Work to be completed
Sift through the material below and return the lines with "Christchurch".

Task inputs
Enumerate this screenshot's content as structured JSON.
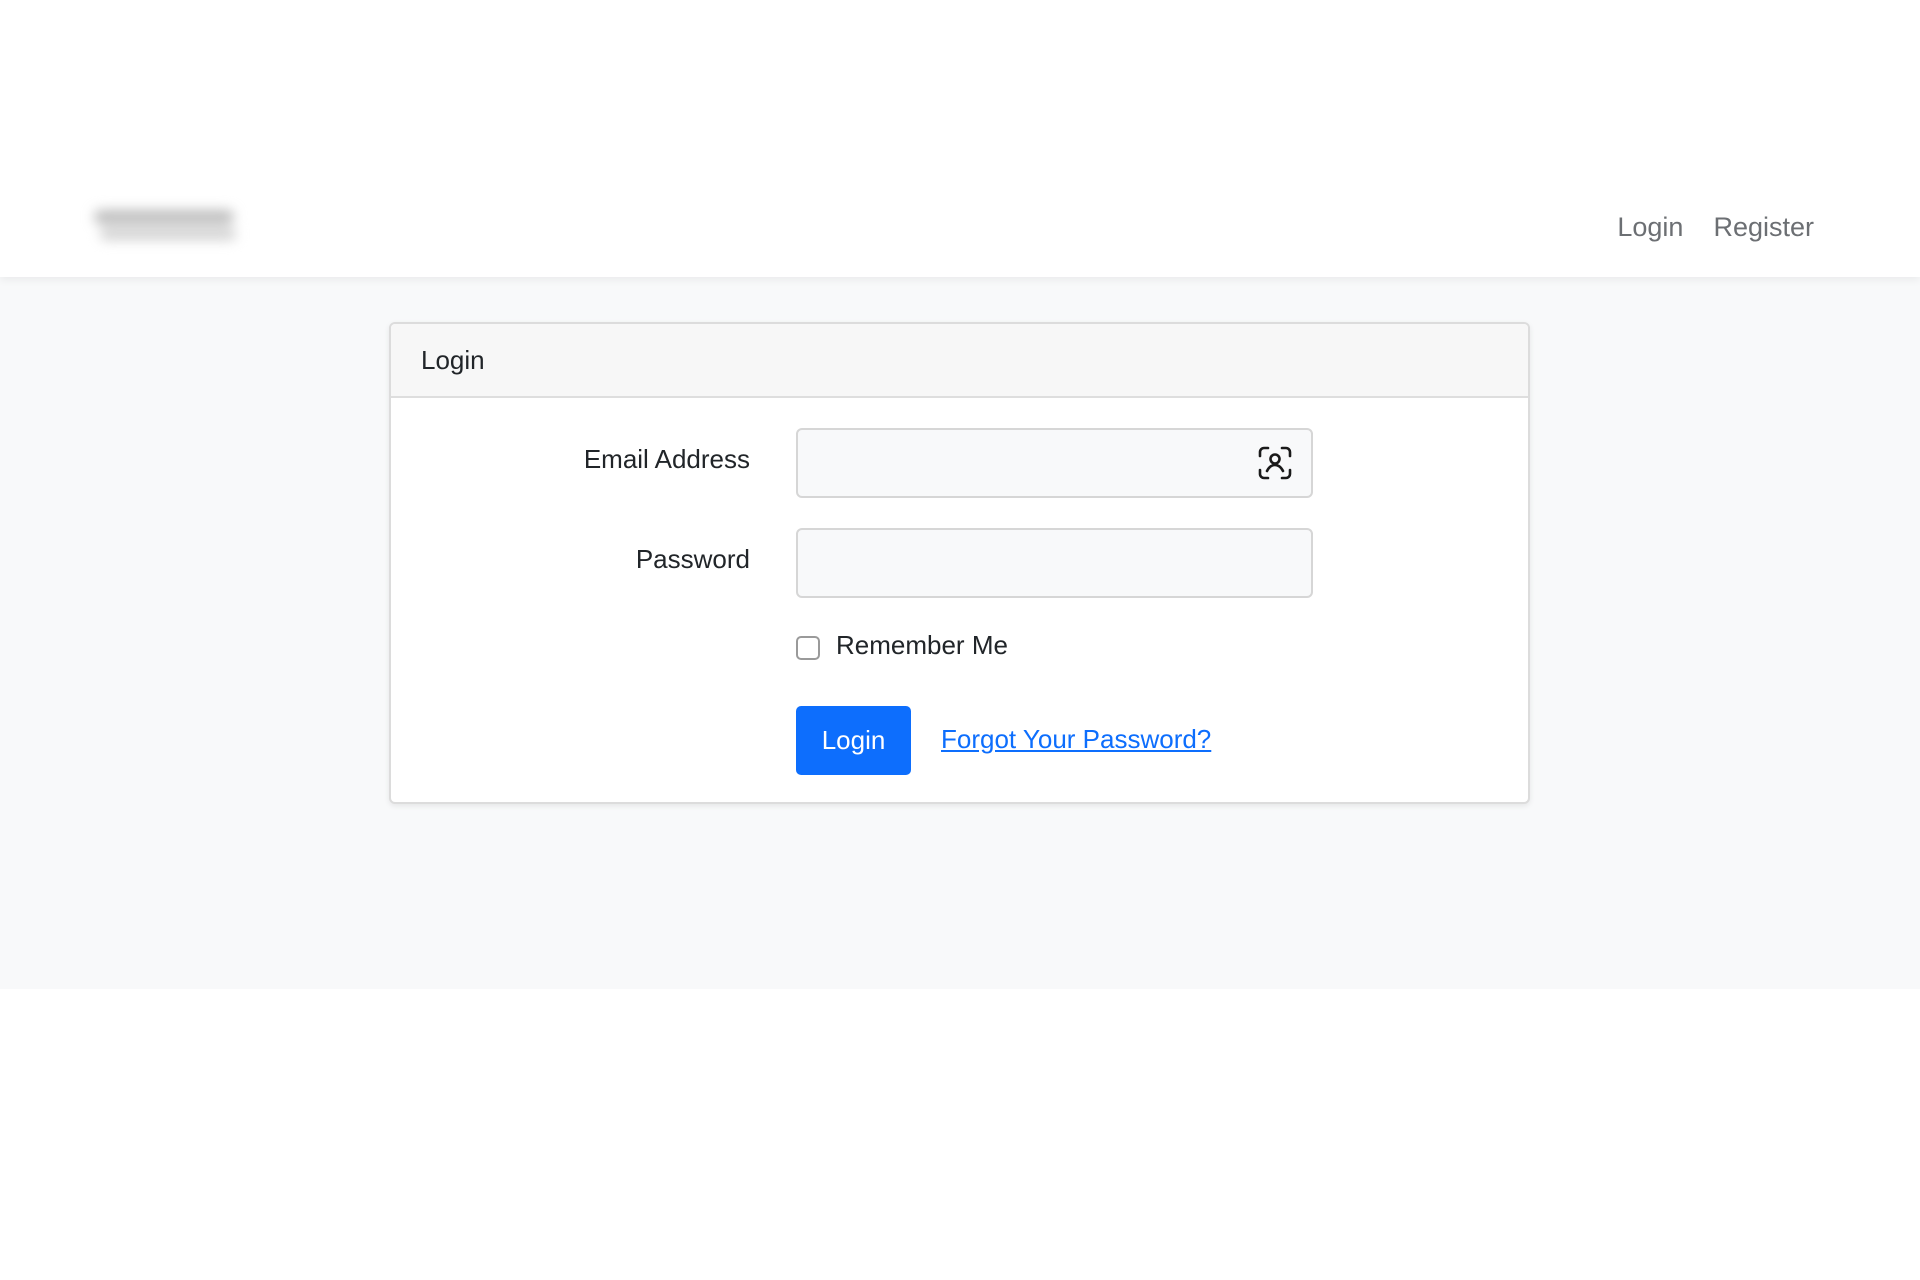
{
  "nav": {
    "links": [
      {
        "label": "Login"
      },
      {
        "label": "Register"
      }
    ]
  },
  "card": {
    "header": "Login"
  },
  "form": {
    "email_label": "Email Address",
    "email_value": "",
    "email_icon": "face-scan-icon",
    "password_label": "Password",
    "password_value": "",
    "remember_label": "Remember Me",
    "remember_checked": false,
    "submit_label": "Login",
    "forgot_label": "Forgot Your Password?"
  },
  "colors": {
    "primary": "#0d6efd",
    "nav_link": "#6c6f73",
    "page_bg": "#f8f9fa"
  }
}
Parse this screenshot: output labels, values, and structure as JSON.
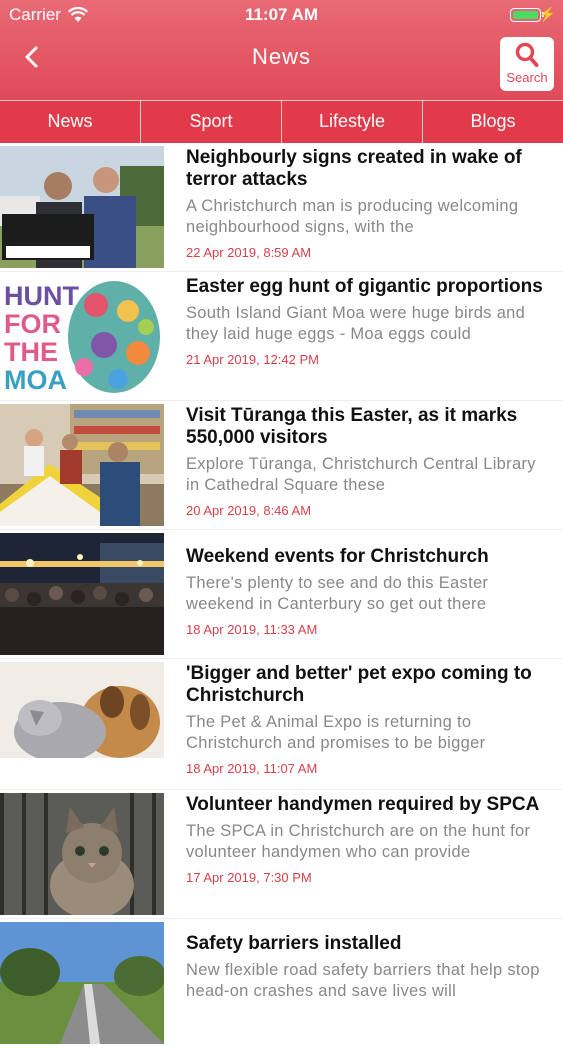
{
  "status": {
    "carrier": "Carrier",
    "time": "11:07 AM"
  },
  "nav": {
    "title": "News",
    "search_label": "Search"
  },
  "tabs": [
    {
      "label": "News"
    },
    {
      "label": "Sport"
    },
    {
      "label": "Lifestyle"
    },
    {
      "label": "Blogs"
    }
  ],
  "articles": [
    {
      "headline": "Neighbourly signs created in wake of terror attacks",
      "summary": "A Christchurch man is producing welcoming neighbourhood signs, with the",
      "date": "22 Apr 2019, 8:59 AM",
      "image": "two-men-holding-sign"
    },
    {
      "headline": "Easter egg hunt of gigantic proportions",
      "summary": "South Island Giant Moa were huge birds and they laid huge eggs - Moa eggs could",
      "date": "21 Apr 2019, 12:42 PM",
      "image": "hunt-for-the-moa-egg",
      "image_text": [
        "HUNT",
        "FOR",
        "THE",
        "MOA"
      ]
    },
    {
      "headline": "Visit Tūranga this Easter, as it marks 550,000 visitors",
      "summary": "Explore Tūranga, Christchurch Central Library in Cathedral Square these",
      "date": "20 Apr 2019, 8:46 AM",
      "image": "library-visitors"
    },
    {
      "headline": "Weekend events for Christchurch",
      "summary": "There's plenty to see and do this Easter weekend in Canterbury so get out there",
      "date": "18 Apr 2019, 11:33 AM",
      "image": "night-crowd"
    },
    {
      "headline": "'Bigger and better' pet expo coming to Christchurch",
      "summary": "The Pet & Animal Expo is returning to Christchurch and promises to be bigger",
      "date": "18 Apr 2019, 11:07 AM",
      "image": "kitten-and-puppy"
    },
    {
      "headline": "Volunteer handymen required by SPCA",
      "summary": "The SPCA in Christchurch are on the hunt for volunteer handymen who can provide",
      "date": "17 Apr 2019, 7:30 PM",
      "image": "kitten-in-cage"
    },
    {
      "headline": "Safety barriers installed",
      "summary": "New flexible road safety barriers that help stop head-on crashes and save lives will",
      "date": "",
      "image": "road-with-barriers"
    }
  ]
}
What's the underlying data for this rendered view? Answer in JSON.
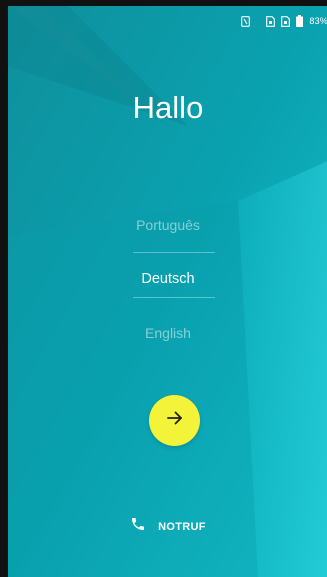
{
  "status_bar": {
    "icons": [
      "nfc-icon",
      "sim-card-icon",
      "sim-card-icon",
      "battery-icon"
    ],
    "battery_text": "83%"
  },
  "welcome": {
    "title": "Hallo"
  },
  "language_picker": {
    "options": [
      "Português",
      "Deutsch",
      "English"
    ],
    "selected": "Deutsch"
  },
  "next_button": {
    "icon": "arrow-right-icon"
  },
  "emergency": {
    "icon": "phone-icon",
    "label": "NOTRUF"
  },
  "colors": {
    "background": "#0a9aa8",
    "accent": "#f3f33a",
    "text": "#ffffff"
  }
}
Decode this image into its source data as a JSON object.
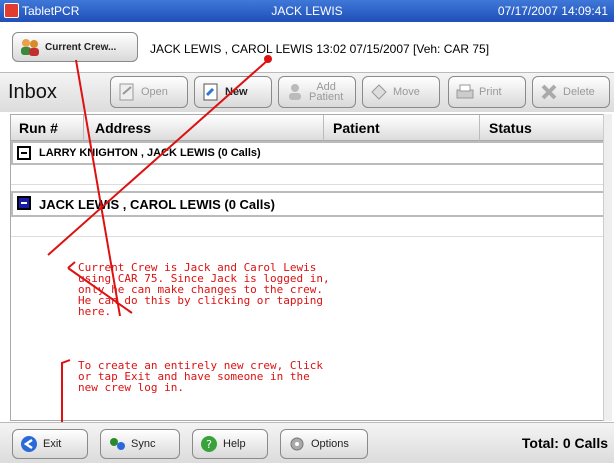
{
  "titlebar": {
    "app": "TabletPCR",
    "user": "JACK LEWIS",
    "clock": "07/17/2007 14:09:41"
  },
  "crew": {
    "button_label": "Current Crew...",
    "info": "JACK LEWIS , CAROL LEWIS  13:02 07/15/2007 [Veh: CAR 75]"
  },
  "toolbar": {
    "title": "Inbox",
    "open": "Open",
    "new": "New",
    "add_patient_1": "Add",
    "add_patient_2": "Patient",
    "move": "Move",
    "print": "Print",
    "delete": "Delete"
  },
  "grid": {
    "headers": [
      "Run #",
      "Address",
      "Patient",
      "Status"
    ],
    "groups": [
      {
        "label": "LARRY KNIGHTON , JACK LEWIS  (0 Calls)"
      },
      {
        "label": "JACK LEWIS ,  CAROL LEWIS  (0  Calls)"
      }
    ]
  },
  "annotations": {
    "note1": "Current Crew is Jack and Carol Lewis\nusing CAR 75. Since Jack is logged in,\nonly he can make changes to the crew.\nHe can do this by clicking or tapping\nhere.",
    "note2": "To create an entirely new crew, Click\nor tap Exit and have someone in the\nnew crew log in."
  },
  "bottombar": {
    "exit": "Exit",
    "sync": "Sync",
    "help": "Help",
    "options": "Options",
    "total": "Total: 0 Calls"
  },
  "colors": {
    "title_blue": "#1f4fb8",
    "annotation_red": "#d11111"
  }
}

Reply
      "summary": "A Christchurch man is producing welcoming neighbourhood signs, with the",
      "summary": "Explore Tūranga, Christchurch Central Library in Cathedral Square these",
      "headline": "Weekend events for Christchurch",
      "headline": "'Bigger and better' pet expo coming to Christchurch",
      "summary": "The Pet & Animal Expo is returning to Christchurch and promises to be bigger",
      "summary": "The SPCA in Christchurch are on the hunt for volunteer handymen who can provide",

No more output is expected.